▶ [Problem description]: Every entry that follows should be output exactly, and every image in it left out.

[[ Exercise data, beginning ]]

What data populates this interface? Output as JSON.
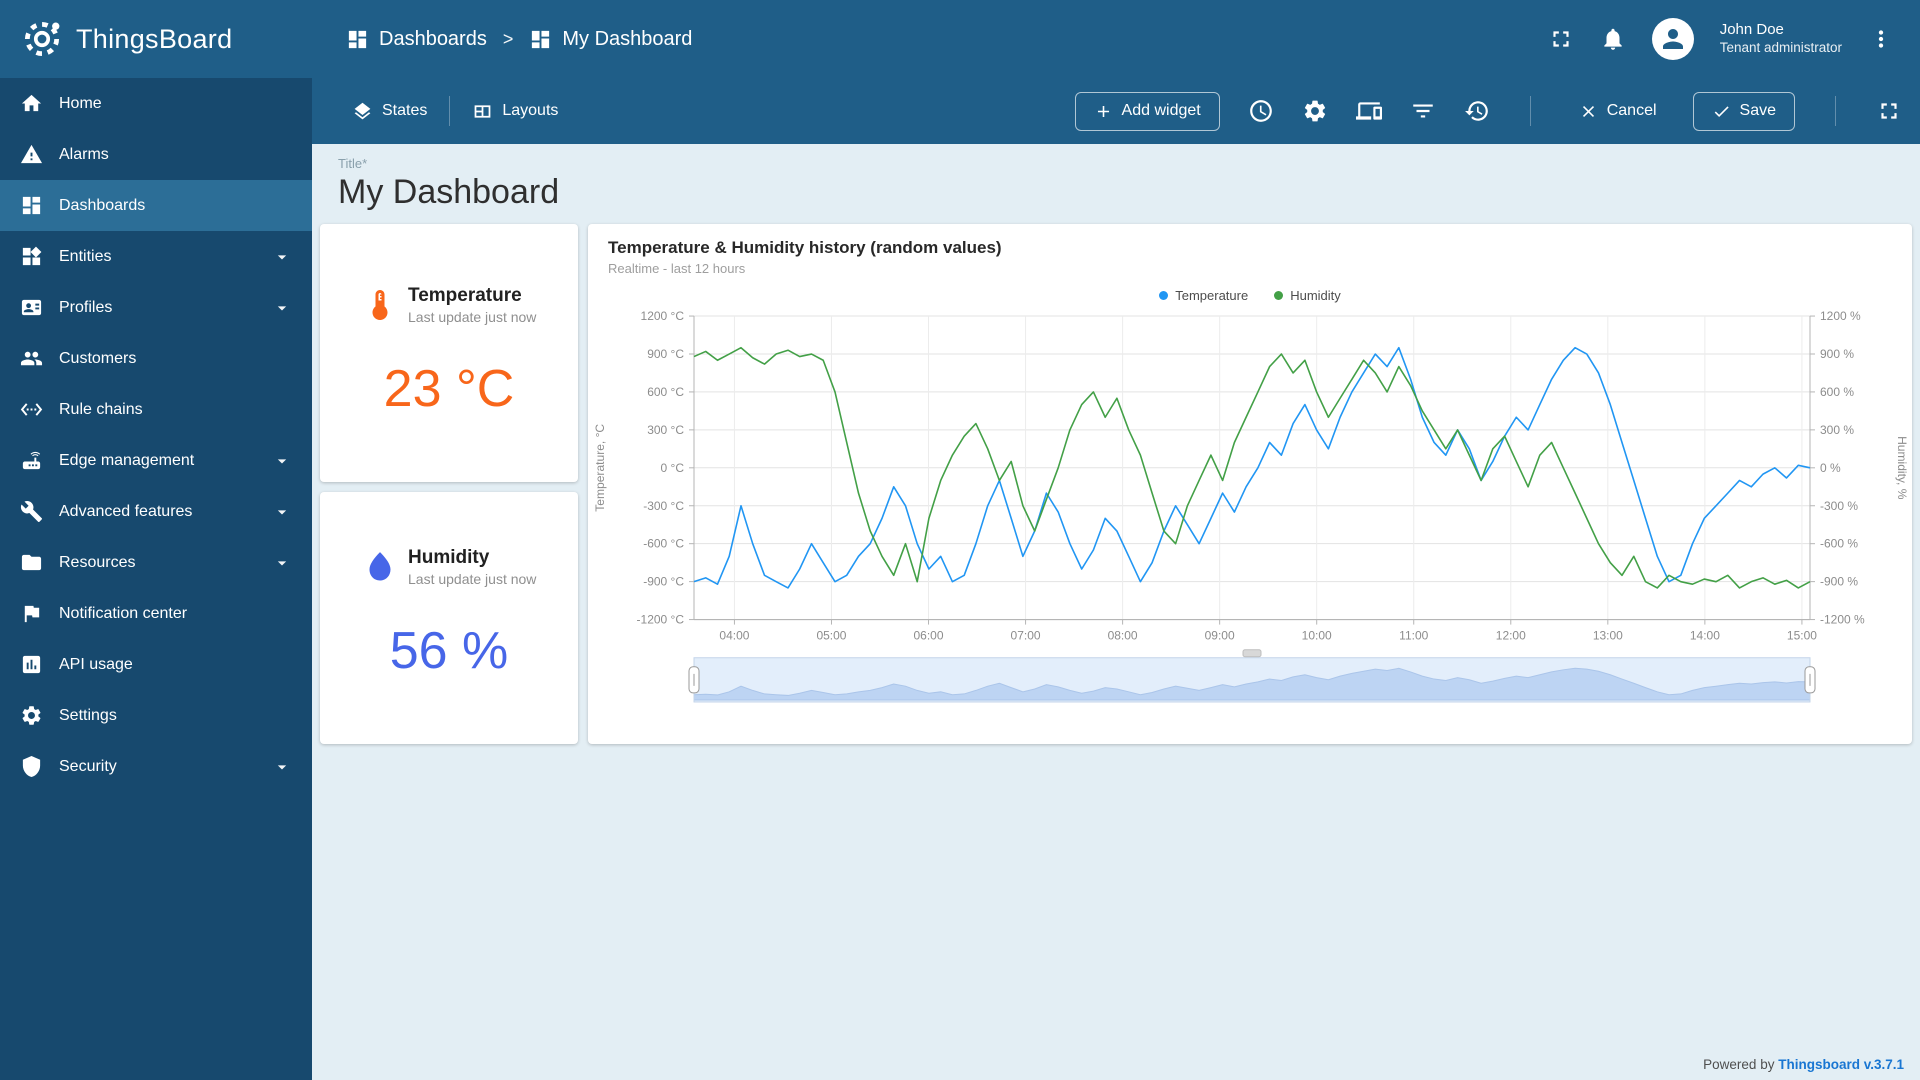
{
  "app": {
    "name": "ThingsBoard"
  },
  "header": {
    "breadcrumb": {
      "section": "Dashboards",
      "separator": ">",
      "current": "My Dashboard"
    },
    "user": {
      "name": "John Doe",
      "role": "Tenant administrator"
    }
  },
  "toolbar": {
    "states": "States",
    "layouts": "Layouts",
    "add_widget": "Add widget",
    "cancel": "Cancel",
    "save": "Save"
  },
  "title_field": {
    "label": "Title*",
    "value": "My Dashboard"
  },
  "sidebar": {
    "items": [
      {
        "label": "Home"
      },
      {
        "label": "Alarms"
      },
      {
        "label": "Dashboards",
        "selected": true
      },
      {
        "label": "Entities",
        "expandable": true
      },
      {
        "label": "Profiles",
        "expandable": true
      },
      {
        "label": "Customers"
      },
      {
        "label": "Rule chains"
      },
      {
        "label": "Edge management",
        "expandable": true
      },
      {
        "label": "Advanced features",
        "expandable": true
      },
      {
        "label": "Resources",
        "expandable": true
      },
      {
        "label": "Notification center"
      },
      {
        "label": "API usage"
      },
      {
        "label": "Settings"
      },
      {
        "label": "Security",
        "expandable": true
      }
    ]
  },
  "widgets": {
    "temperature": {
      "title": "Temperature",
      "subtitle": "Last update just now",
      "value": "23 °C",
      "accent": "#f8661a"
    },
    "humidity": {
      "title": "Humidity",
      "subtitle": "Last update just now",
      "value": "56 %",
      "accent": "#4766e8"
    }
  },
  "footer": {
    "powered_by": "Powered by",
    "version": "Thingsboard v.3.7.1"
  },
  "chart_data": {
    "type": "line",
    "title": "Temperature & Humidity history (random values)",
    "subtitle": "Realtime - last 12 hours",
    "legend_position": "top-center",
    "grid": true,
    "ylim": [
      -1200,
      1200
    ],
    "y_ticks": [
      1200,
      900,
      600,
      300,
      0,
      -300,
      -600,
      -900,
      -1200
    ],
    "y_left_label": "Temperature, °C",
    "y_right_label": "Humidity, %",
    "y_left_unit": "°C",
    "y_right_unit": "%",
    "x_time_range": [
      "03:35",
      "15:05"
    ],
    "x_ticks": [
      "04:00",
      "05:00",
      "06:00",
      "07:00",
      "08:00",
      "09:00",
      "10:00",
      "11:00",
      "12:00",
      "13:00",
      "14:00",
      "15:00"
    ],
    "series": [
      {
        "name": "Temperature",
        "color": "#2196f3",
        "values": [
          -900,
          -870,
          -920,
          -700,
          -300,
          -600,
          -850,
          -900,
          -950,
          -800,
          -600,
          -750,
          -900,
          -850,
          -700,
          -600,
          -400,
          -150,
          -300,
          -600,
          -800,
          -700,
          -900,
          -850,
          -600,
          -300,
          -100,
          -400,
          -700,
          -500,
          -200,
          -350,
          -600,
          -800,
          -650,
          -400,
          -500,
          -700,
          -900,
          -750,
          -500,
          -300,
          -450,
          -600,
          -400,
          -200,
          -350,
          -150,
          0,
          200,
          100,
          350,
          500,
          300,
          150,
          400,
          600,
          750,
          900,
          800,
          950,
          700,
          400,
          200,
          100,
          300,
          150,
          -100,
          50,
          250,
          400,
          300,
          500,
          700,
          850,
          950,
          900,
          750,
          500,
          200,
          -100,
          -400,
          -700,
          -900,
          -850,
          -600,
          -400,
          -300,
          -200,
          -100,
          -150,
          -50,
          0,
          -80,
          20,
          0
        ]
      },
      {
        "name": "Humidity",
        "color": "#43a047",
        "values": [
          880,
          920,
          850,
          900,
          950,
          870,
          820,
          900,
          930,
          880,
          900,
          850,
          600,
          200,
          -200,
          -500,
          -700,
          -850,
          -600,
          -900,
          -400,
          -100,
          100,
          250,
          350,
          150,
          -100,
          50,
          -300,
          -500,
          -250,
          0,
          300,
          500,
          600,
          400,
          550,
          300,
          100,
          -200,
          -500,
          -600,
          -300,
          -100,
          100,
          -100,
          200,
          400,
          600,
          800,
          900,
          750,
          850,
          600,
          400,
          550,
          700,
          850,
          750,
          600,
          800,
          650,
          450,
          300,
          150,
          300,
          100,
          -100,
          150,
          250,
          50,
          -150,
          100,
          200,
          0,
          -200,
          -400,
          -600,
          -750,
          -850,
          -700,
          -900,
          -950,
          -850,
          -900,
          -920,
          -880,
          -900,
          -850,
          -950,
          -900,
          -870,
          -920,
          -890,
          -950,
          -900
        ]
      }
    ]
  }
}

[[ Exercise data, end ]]

▶ [Written solution]:
What data populates this interface? Output as JSON.
{
  "app": {
    "name": "ThingsBoard"
  },
  "header": {
    "breadcrumb": {
      "section": "Dashboards",
      "separator": ">",
      "current": "My Dashboard"
    },
    "user": {
      "name": "John Doe",
      "role": "Tenant administrator"
    }
  },
  "toolbar": {
    "states": "States",
    "layouts": "Layouts",
    "add_widget": "Add widget",
    "cancel": "Cancel",
    "save": "Save"
  },
  "title_field": {
    "label": "Title*",
    "value": "My Dashboard"
  },
  "sidebar": {
    "items": [
      {
        "label": "Home"
      },
      {
        "label": "Alarms"
      },
      {
        "label": "Dashboards",
        "selected": true
      },
      {
        "label": "Entities",
        "expandable": true
      },
      {
        "label": "Profiles",
        "expandable": true
      },
      {
        "label": "Customers"
      },
      {
        "label": "Rule chains"
      },
      {
        "label": "Edge management",
        "expandable": true
      },
      {
        "label": "Advanced features",
        "expandable": true
      },
      {
        "label": "Resources",
        "expandable": true
      },
      {
        "label": "Notification center"
      },
      {
        "label": "API usage"
      },
      {
        "label": "Settings"
      },
      {
        "label": "Security",
        "expandable": true
      }
    ]
  },
  "widgets": {
    "temperature": {
      "title": "Temperature",
      "subtitle": "Last update just now",
      "value": "23 °C",
      "accent": "#f8661a"
    },
    "humidity": {
      "title": "Humidity",
      "subtitle": "Last update just now",
      "value": "56 %",
      "accent": "#4766e8"
    }
  },
  "footer": {
    "powered_by": "Powered by",
    "version": "Thingsboard v.3.7.1"
  },
  "chart_data": {
    "type": "line",
    "title": "Temperature & Humidity history (random values)",
    "subtitle": "Realtime - last 12 hours",
    "legend_position": "top-center",
    "grid": true,
    "ylim": [
      -1200,
      1200
    ],
    "y_ticks": [
      1200,
      900,
      600,
      300,
      0,
      -300,
      -600,
      -900,
      -1200
    ],
    "y_left_label": "Temperature, °C",
    "y_right_label": "Humidity, %",
    "y_left_unit": "°C",
    "y_right_unit": "%",
    "x_time_range": [
      "03:35",
      "15:05"
    ],
    "x_ticks": [
      "04:00",
      "05:00",
      "06:00",
      "07:00",
      "08:00",
      "09:00",
      "10:00",
      "11:00",
      "12:00",
      "13:00",
      "14:00",
      "15:00"
    ],
    "series": [
      {
        "name": "Temperature",
        "color": "#2196f3",
        "values": [
          -900,
          -870,
          -920,
          -700,
          -300,
          -600,
          -850,
          -900,
          -950,
          -800,
          -600,
          -750,
          -900,
          -850,
          -700,
          -600,
          -400,
          -150,
          -300,
          -600,
          -800,
          -700,
          -900,
          -850,
          -600,
          -300,
          -100,
          -400,
          -700,
          -500,
          -200,
          -350,
          -600,
          -800,
          -650,
          -400,
          -500,
          -700,
          -900,
          -750,
          -500,
          -300,
          -450,
          -600,
          -400,
          -200,
          -350,
          -150,
          0,
          200,
          100,
          350,
          500,
          300,
          150,
          400,
          600,
          750,
          900,
          800,
          950,
          700,
          400,
          200,
          100,
          300,
          150,
          -100,
          50,
          250,
          400,
          300,
          500,
          700,
          850,
          950,
          900,
          750,
          500,
          200,
          -100,
          -400,
          -700,
          -900,
          -850,
          -600,
          -400,
          -300,
          -200,
          -100,
          -150,
          -50,
          0,
          -80,
          20,
          0
        ]
      },
      {
        "name": "Humidity",
        "color": "#43a047",
        "values": [
          880,
          920,
          850,
          900,
          950,
          870,
          820,
          900,
          930,
          880,
          900,
          850,
          600,
          200,
          -200,
          -500,
          -700,
          -850,
          -600,
          -900,
          -400,
          -100,
          100,
          250,
          350,
          150,
          -100,
          50,
          -300,
          -500,
          -250,
          0,
          300,
          500,
          600,
          400,
          550,
          300,
          100,
          -200,
          -500,
          -600,
          -300,
          -100,
          100,
          -100,
          200,
          400,
          600,
          800,
          900,
          750,
          850,
          600,
          400,
          550,
          700,
          850,
          750,
          600,
          800,
          650,
          450,
          300,
          150,
          300,
          100,
          -100,
          150,
          250,
          50,
          -150,
          100,
          200,
          0,
          -200,
          -400,
          -600,
          -750,
          -850,
          -700,
          -900,
          -950,
          -850,
          -900,
          -920,
          -880,
          -900,
          -850,
          -950,
          -900,
          -870,
          -920,
          -890,
          -950,
          -900
        ]
      }
    ]
  }
}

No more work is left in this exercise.